The Moreno adobe, the older of the two found on the Reserve, was constructed in 1845 when Juan Moreno moved 100 head of cattle to the Plateau. According to a map dated 1846, the structure originally consisted of four rooms and sat upon 48,000 acres granted to Senor Moreno by Pio Pico; the last Mexican governor of the territory of California. Three rooms washed away in a heavy winter storm in 1884.
In 1855, the US Attorney General challenged his right to the Plateau land. Unable to financially pursue the matter in court, Moreno sold his Santa Rosa Rancho to Augustin Machado on August 17, 1855. The price was $1,000 plus $500 worth of livestock.
The Machado adobe is believed to have been built that same year for use by ranch hands. Juan Machado inherited the land of the Plateau from his father in 1865. The Machados title to the land was not finalized until 1872.
The Santa Rosa Rancho was sold to a group of British businessmen in 1876 for one dollar an acre. One of the men, John Dear, bought out his partners interests in the Rancho on August 15, 1878 two years after his son Parker Dear was already living on the ranch. Living in a two-story house of 14 rooms, Parker Dear used the adobes as quarters for ranch hands. The large Dear home burned in a human-started fire in 1974. Following flood events that twice destroyed the railroad connection with San Diego, Parker Dear was forced to put the ranch into receivership in 1894.
Walter Vail, already a successful ranch owner in Arizona, bought the Santa Rosa Rancho in 1904. For 60 years under Vail family and Vail Corporation ownership, the Machado adobe was used as a bunkhouse, and the remaining room of the Moreno adobe was used for a time as a sort of jail house for drunken cowboys.
On December 4, 1964, the Vail Ranch was sold to Kaiser Steel for $21 million.

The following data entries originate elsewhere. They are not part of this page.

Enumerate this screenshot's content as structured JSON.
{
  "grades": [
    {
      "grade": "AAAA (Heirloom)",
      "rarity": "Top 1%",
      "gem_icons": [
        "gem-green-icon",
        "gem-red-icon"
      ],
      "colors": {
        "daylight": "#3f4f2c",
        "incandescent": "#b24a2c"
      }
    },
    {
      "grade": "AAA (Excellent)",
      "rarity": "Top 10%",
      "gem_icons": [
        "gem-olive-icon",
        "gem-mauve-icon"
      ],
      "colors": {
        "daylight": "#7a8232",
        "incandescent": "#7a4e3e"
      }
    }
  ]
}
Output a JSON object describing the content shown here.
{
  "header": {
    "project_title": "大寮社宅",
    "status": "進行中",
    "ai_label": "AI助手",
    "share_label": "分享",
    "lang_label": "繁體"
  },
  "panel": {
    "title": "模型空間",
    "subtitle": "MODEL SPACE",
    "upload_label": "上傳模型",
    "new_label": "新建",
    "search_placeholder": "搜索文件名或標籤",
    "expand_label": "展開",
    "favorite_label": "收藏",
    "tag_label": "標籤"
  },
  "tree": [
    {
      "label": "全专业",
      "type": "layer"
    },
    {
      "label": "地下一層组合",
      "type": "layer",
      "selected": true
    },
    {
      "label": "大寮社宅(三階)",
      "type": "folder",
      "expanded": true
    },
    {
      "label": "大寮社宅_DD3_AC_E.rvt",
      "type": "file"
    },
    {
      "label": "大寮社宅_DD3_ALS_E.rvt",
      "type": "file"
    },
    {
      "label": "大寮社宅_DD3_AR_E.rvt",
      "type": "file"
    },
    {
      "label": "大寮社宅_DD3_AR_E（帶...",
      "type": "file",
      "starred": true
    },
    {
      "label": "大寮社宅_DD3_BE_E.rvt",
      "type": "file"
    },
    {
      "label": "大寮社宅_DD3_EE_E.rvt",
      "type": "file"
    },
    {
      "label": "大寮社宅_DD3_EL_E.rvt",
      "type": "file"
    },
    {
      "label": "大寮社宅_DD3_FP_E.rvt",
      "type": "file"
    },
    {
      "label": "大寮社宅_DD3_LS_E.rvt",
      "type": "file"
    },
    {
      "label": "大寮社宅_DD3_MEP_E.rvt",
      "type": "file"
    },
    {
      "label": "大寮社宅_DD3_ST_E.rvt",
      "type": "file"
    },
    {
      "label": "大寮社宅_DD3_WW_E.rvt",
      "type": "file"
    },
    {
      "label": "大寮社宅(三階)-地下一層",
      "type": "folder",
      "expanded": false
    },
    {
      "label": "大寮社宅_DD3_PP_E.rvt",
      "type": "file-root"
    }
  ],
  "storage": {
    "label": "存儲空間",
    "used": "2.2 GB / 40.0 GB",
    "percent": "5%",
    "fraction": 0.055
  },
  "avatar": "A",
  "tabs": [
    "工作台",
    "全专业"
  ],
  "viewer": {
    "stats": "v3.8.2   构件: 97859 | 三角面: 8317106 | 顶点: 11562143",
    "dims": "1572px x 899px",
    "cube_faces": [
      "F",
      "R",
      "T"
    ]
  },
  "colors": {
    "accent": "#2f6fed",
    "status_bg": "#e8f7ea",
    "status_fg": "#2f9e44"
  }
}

Much of the ranch was leased for cattle grazing as the Machado adobe continued as a bunkhouse and the Moreno was used as a tack room for horse equipment.
In 1984, The Nature Conservancy purchased 3,100 acres of land on the Santa Rosa Plateau, which included the Moreno and Machado adobes – Riverside County’s oldest standing structures.